Graphically, seeing The Messenger jump between 8-bit and 16-bit styles is beyond beautiful, with the retro styles showcasing how one can craft beauty with as little pixels as possible. I loved revisiting past levels when the Genesis/SNES-era visuals are kicked into place, as it demonstrates how much more detail developers were able to put into the character's surroundings. What is blocky and dark in 8-bit can become majestic and bright with the graphics update; at the same time, seeing 16-bit levels downgraded to 8-bit brings out a level of minimalistic art that's equally as enjoyable to look at.

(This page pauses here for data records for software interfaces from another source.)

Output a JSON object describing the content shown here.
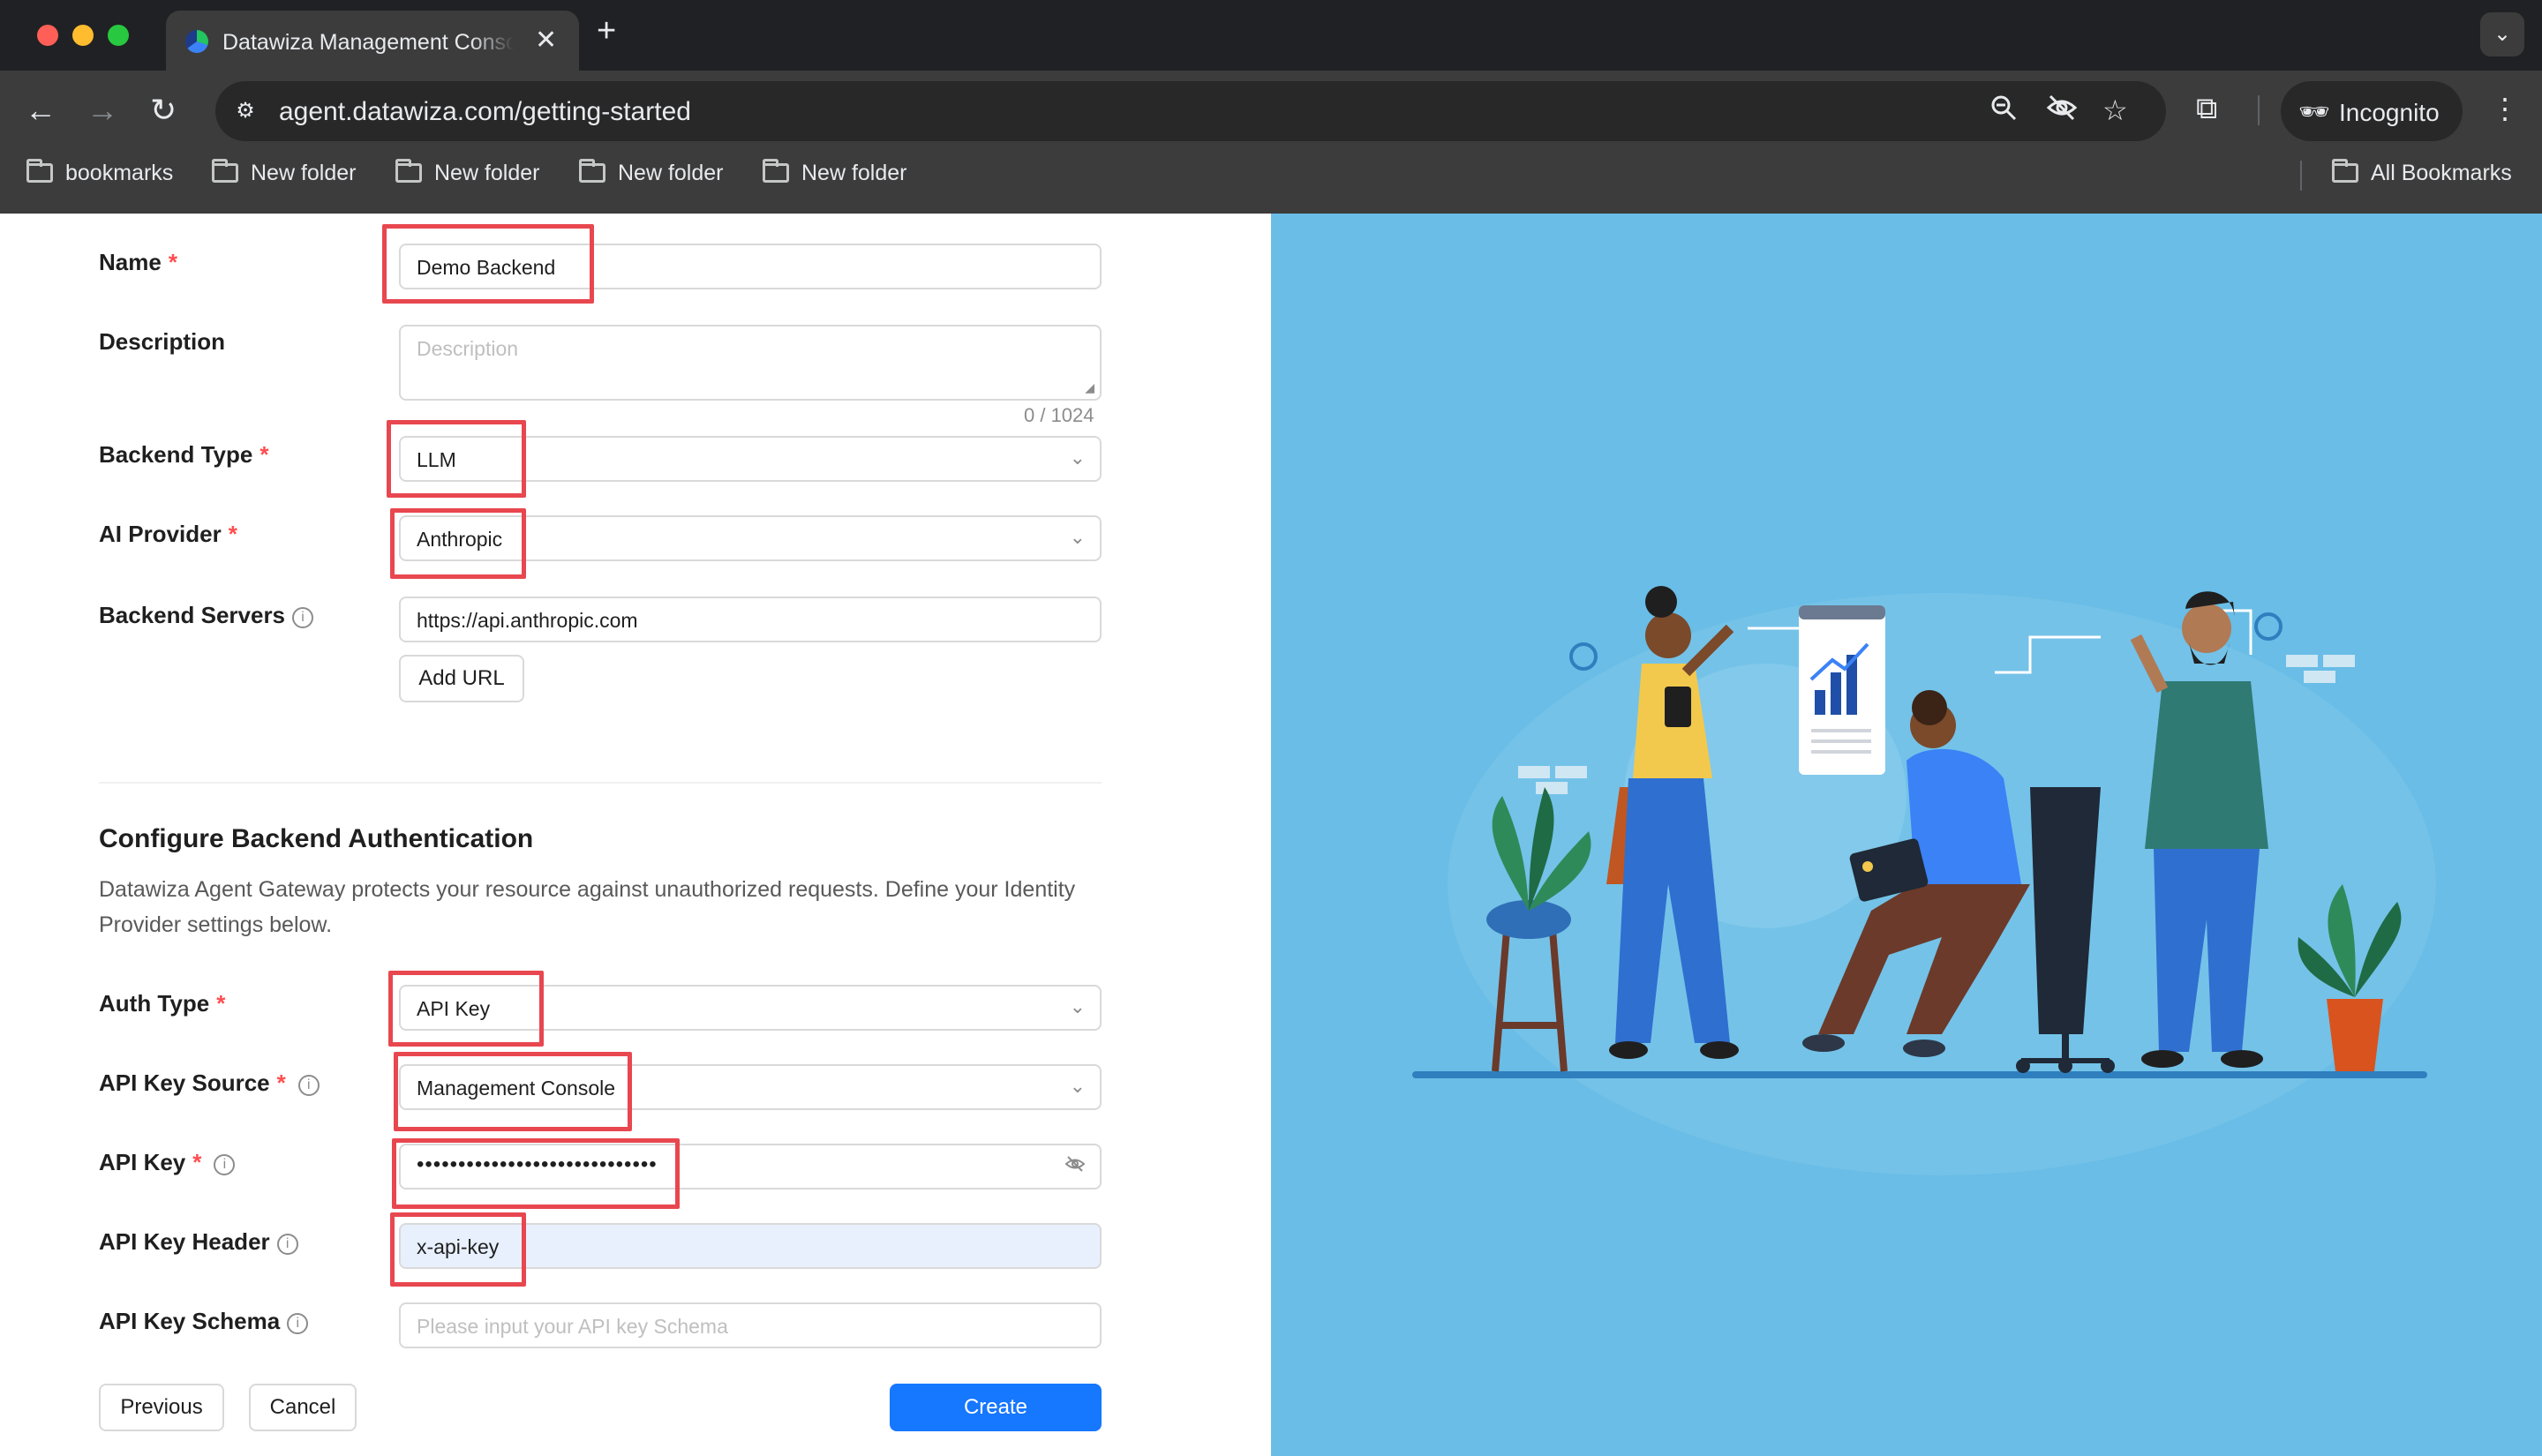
{
  "browser": {
    "tab_title": "Datawiza Management Console",
    "url": "agent.datawiza.com/getting-started",
    "incognito_label": "Incognito",
    "bookmarks": [
      "bookmarks",
      "New folder",
      "New folder",
      "New folder",
      "New folder"
    ],
    "all_bookmarks_label": "All Bookmarks"
  },
  "form": {
    "name": {
      "label": "Name",
      "value": "Demo Backend"
    },
    "description": {
      "label": "Description",
      "placeholder": "Description",
      "counter": "0 / 1024"
    },
    "backend_type": {
      "label": "Backend Type",
      "value": "LLM"
    },
    "ai_provider": {
      "label": "AI Provider",
      "value": "Anthropic"
    },
    "backend_servers": {
      "label": "Backend Servers",
      "value": "https://api.anthropic.com",
      "add_url_label": "Add URL"
    },
    "auth_section": {
      "title": "Configure Backend Authentication",
      "description": "Datawiza Agent Gateway protects your resource against unauthorized requests. Define your Identity Provider settings below."
    },
    "auth_type": {
      "label": "Auth Type",
      "value": "API Key"
    },
    "api_key_source": {
      "label": "API Key Source",
      "value": "Management Console"
    },
    "api_key": {
      "label": "API Key",
      "masked_value": "•••••••••••••••••••••••••••••"
    },
    "api_key_header": {
      "label": "API Key Header",
      "value": "x-api-key"
    },
    "api_key_schema": {
      "label": "API Key Schema",
      "placeholder": "Please input your API key Schema"
    },
    "buttons": {
      "previous": "Previous",
      "cancel": "Cancel",
      "create": "Create"
    }
  },
  "colors": {
    "primary": "#1677ff",
    "required": "#ff4d4f",
    "highlight": "#e8474f",
    "illustration_bg": "#69bde6"
  }
}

Lastly, you cannot talk about this game without a mention of Rainbowdragoneyes's soundtrack. The chiptune sounds that bellow out of the speakers feel right at home with the action that takes place onscreen. It's also amazing to hear the songs be updated whenever you switch back and forth between the two graphical worlds, as they show off the limitations/strengths of what you could create for a video game score in both eras.
- Excellent challenges
- Beautifully nostalgic visuals
- Unexpectedly funny as hell
- Map button could've been placed elsewhere
The Messenger has it all: fun retro gameplay, a clever story, some excellent humor, and a bunch of memorable boss battles. It's a title like this that makes me proud to call myself a gamer, one that encompasses every great thing about the art form in one fell swoop. Those who own a Nintendo Switch should consider The Messenger a necessity in their gaming library, as it demonstrates how to craft side-scrolling ninja games in the most perfect of ways.
Promotional consideration provided by Thomas Schulenberg of Tinsley PR. Reviewed on the Nintendo Switch. Available August 30th!